• _ACTIVITY_
Pull out every line below containing the word "galv".

• _TASK MATERIAL_
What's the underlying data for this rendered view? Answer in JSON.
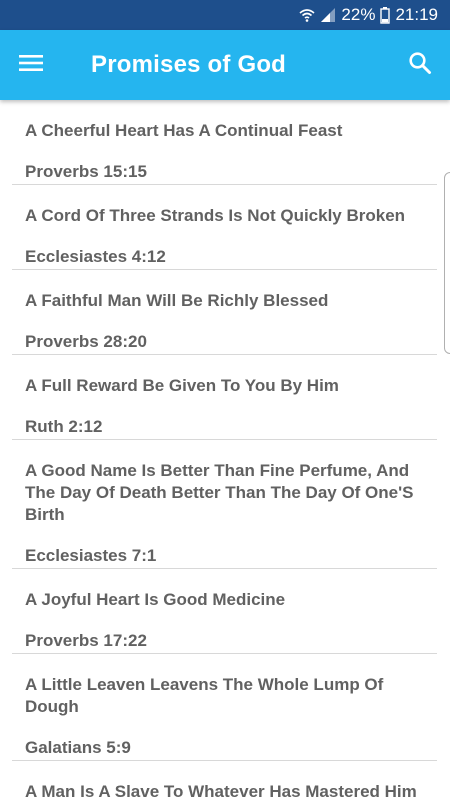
{
  "status_bar": {
    "battery": "22%",
    "time": "21:19",
    "icons": [
      "wifi-icon",
      "signal-icon",
      "battery-icon"
    ]
  },
  "app_bar": {
    "title": "Promises of God",
    "icons": [
      "menu-icon",
      "search-icon"
    ]
  },
  "colors": {
    "status_bar": "#1e4f8c",
    "app_bar": "#25b5ef",
    "text": "#616161",
    "divider": "#d8d8d8"
  },
  "promises": [
    {
      "title": "A Cheerful Heart Has A Continual Feast",
      "reference": "Proverbs 15:15"
    },
    {
      "title": "A Cord Of Three Strands Is Not Quickly Broken",
      "reference": "Ecclesiastes 4:12"
    },
    {
      "title": "A Faithful Man Will Be Richly Blessed",
      "reference": "Proverbs 28:20"
    },
    {
      "title": "A Full Reward Be Given To You By Him",
      "reference": "Ruth 2:12"
    },
    {
      "title": "A Good Name Is Better Than Fine Perfume, And The Day Of Death Better Than The Day Of One'S Birth",
      "reference": "Ecclesiastes 7:1"
    },
    {
      "title": "A Joyful Heart Is Good Medicine",
      "reference": "Proverbs 17:22"
    },
    {
      "title": "A Little Leaven Leavens The Whole Lump Of Dough",
      "reference": "Galatians 5:9"
    },
    {
      "title": "A Man Is A Slave To Whatever Has Mastered Him",
      "reference": ""
    }
  ]
}
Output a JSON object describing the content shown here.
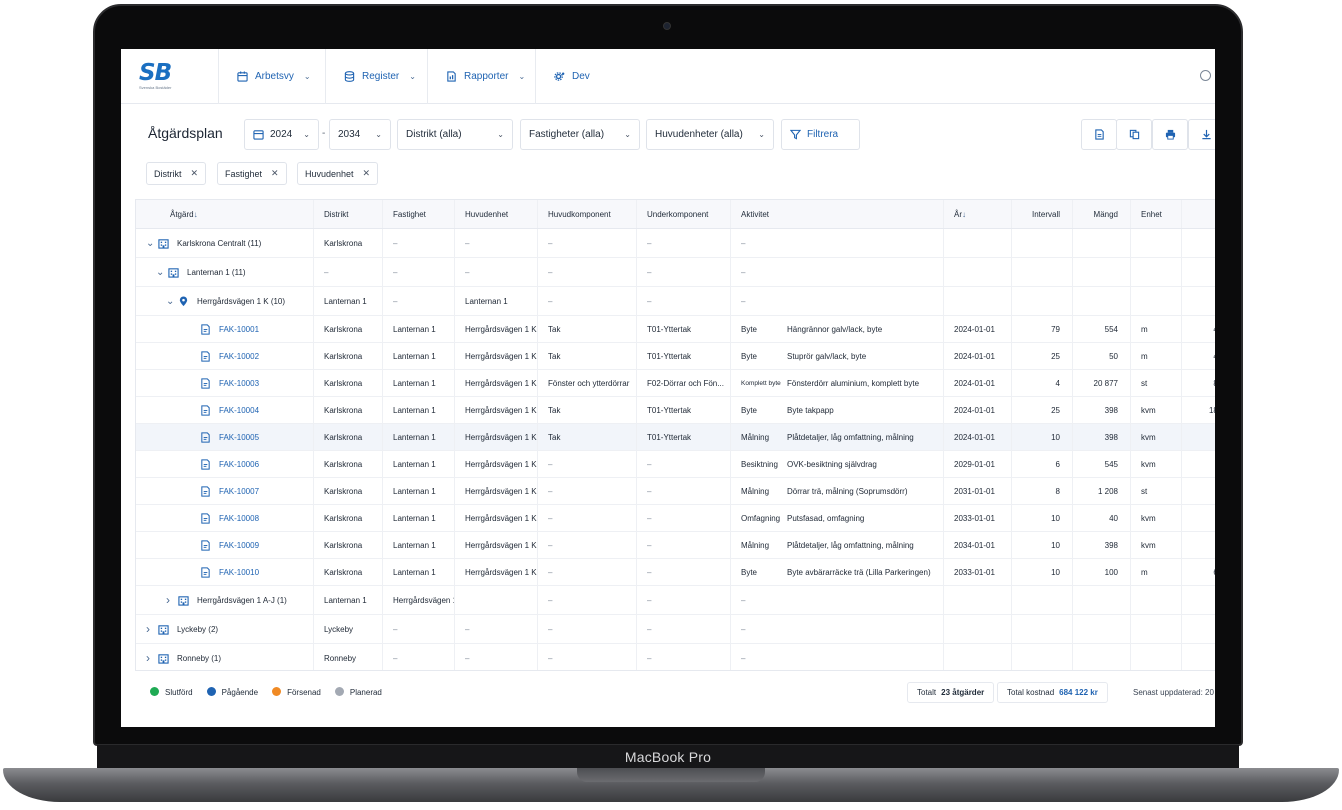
{
  "device": {
    "label": "MacBook Pro"
  },
  "app": {
    "logo_text": "SB",
    "logo_subtext": "Svenska Bostäder",
    "nav": [
      {
        "label": "Arbetsvy",
        "icon": "calendar-icon"
      },
      {
        "label": "Register",
        "icon": "database-icon"
      },
      {
        "label": "Rapporter",
        "icon": "report-icon"
      },
      {
        "label": "Dev",
        "icon": "gear-icon"
      }
    ]
  },
  "toolbar": {
    "title": "Åtgärdsplan",
    "year_from": "2024",
    "year_to": "2034",
    "range_sep": "-",
    "district": "Distrikt (alla)",
    "properties": "Fastigheter (alla)",
    "main_units": "Huvudenheter (alla)",
    "filter_label": "Filtrera"
  },
  "chips": [
    "Distrikt",
    "Fastighet",
    "Huvudenhet"
  ],
  "columns": {
    "atgard": "Åtgärd",
    "distrikt": "Distrikt",
    "fastighet": "Fastighet",
    "huvudenhet": "Huvudenhet",
    "huvudkomponent": "Huvudkomponent",
    "underkomponent": "Underkomponent",
    "aktivitet": "Aktivitet",
    "ar": "År",
    "intervall": "Intervall",
    "mangd": "Mängd",
    "enhet": "Enhet",
    "kostnad": "Kos"
  },
  "groups": [
    {
      "label": "Karlskrona Centralt (11)",
      "distrikt": "Karlskrona",
      "fastighet": "–",
      "huvudenhet": "–",
      "huvudkomponent": "–",
      "underkomponent": "–",
      "aktivitet": "–"
    },
    {
      "label": "Lanternan 1 (11)",
      "distrikt": "–",
      "fastighet": "–",
      "huvudenhet": "–",
      "huvudkomponent": "–",
      "underkomponent": "–",
      "aktivitet": "–"
    },
    {
      "label": "Herrgårdsvägen 1 K (10)",
      "distrikt": "Lanternan 1",
      "fastighet": "–",
      "huvudenhet": "Lanternan 1",
      "huvudkomponent": "–",
      "underkomponent": "–",
      "aktivitet": "–"
    }
  ],
  "rows": [
    {
      "id": "FAK-10001",
      "distrikt": "Karlskrona",
      "fastighet": "Lanternan 1",
      "huvudenhet": "Herrgårdsvägen 1 K",
      "huvudkomponent": "Tak",
      "underkomponent": "T01-Yttertak",
      "typ": "Byte",
      "aktivitet": "Hängrännor galv/lack, byte",
      "ar": "2024-01-01",
      "intervall": "79",
      "mangd": "554",
      "enhet": "m",
      "kostnad": "43 7"
    },
    {
      "id": "FAK-10002",
      "distrikt": "Karlskrona",
      "fastighet": "Lanternan 1",
      "huvudenhet": "Herrgårdsvägen 1 K",
      "huvudkomponent": "Tak",
      "underkomponent": "T01-Yttertak",
      "typ": "Byte",
      "aktivitet": "Stuprör galv/lack, byte",
      "ar": "2024-01-01",
      "intervall": "25",
      "mangd": "50",
      "enhet": "m",
      "kostnad": "44 3"
    },
    {
      "id": "FAK-10003",
      "distrikt": "Karlskrona",
      "fastighet": "Lanternan 1",
      "huvudenhet": "Herrgårdsvägen 1 K",
      "huvudkomponent": "Fönster och ytterdörrar",
      "underkomponent": "F02-Dörrar och Fön...",
      "typ": "Komplett byte",
      "aktivitet": "Fönsterdörr aluminium, komplett byte",
      "ar": "2024-01-01",
      "intervall": "4",
      "mangd": "20 877",
      "enhet": "st",
      "kostnad": "83 5"
    },
    {
      "id": "FAK-10004",
      "distrikt": "Karlskrona",
      "fastighet": "Lanternan 1",
      "huvudenhet": "Herrgårdsvägen 1 K",
      "huvudkomponent": "Tak",
      "underkomponent": "T01-Yttertak",
      "typ": "Byte",
      "aktivitet": "Byte takpapp",
      "ar": "2024-01-01",
      "intervall": "25",
      "mangd": "398",
      "enhet": "kvm",
      "kostnad": "182 6"
    },
    {
      "id": "FAK-10005",
      "distrikt": "Karlskrona",
      "fastighet": "Lanternan 1",
      "huvudenhet": "Herrgårdsvägen 1 K",
      "huvudkomponent": "Tak",
      "underkomponent": "T01-Yttertak",
      "typ": "Målning",
      "aktivitet": "Plåtdetaljer, låg omfattning, målning",
      "ar": "2024-01-01",
      "intervall": "10",
      "mangd": "398",
      "enhet": "kvm",
      "kostnad": "5 3"
    },
    {
      "id": "FAK-10006",
      "distrikt": "Karlskrona",
      "fastighet": "Lanternan 1",
      "huvudenhet": "Herrgårdsvägen 1 K",
      "huvudkomponent": "–",
      "underkomponent": "–",
      "typ": "Besiktning",
      "aktivitet": "OVK-besiktning självdrag",
      "ar": "2029-01-01",
      "intervall": "6",
      "mangd": "545",
      "enhet": "kvm",
      "kostnad": "4 4"
    },
    {
      "id": "FAK-10007",
      "distrikt": "Karlskrona",
      "fastighet": "Lanternan 1",
      "huvudenhet": "Herrgårdsvägen 1 K",
      "huvudkomponent": "–",
      "underkomponent": "–",
      "typ": "Målning",
      "aktivitet": "Dörrar trä, målning (Soprumsdörr)",
      "ar": "2031-01-01",
      "intervall": "8",
      "mangd": "1 208",
      "enhet": "st",
      "kostnad": "1 2"
    },
    {
      "id": "FAK-10008",
      "distrikt": "Karlskrona",
      "fastighet": "Lanternan 1",
      "huvudenhet": "Herrgårdsvägen 1 K",
      "huvudkomponent": "–",
      "underkomponent": "–",
      "typ": "Omfagning",
      "aktivitet": "Putsfasad, omfagning",
      "ar": "2033-01-01",
      "intervall": "10",
      "mangd": "40",
      "enhet": "kvm",
      "kostnad": "7 5"
    },
    {
      "id": "FAK-10009",
      "distrikt": "Karlskrona",
      "fastighet": "Lanternan 1",
      "huvudenhet": "Herrgårdsvägen 1 K",
      "huvudkomponent": "–",
      "underkomponent": "–",
      "typ": "Målning",
      "aktivitet": "Plåtdetaljer, låg omfattning, målning",
      "ar": "2034-01-01",
      "intervall": "10",
      "mangd": "398",
      "enhet": "kvm",
      "kostnad": "5 3"
    },
    {
      "id": "FAK-10010",
      "distrikt": "Karlskrona",
      "fastighet": "Lanternan 1",
      "huvudenhet": "Herrgårdsvägen 1 K",
      "huvudkomponent": "–",
      "underkomponent": "–",
      "typ": "Byte",
      "aktivitet": "Byte avbärarräcke trä (Lilla Parkeringen)",
      "ar": "2033-01-01",
      "intervall": "10",
      "mangd": "100",
      "enhet": "m",
      "kostnad": "65 8"
    }
  ],
  "tail_groups": [
    {
      "label": "Herrgårdsvägen 1 A-J (1)",
      "distrikt": "Lanternan 1",
      "fastighet": "Herrgårdsvägen 1 A-J",
      "huvudenhet": "",
      "huvudkomponent": "–",
      "underkomponent": "–",
      "aktivitet": "–"
    },
    {
      "label": "Lyckeby (2)",
      "distrikt": "Lyckeby",
      "fastighet": "–",
      "huvudenhet": "–",
      "huvudkomponent": "–",
      "underkomponent": "–",
      "aktivitet": "–"
    },
    {
      "label": "Ronneby (1)",
      "distrikt": "Ronneby",
      "fastighet": "–",
      "huvudenhet": "–",
      "huvudkomponent": "–",
      "underkomponent": "–",
      "aktivitet": "–"
    }
  ],
  "legend": [
    {
      "label": "Slutförd",
      "color": "#1faa54"
    },
    {
      "label": "Pågående",
      "color": "#1f63b2"
    },
    {
      "label": "Försenad",
      "color": "#f08a24"
    },
    {
      "label": "Planerad",
      "color": "#a3a9b3"
    }
  ],
  "footer": {
    "total_label": "Totalt",
    "total_value": "23 åtgärder",
    "cost_label": "Total kostnad",
    "cost_value": "684 122 kr",
    "updated": "Senast uppdaterad: 20"
  }
}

• _SOLUTION FOR THIS EXERCISE_
      "aktivitet": "Hängrännor galv/lack, byte",
      "aktivitet": "Stuprör galv/lack, byte",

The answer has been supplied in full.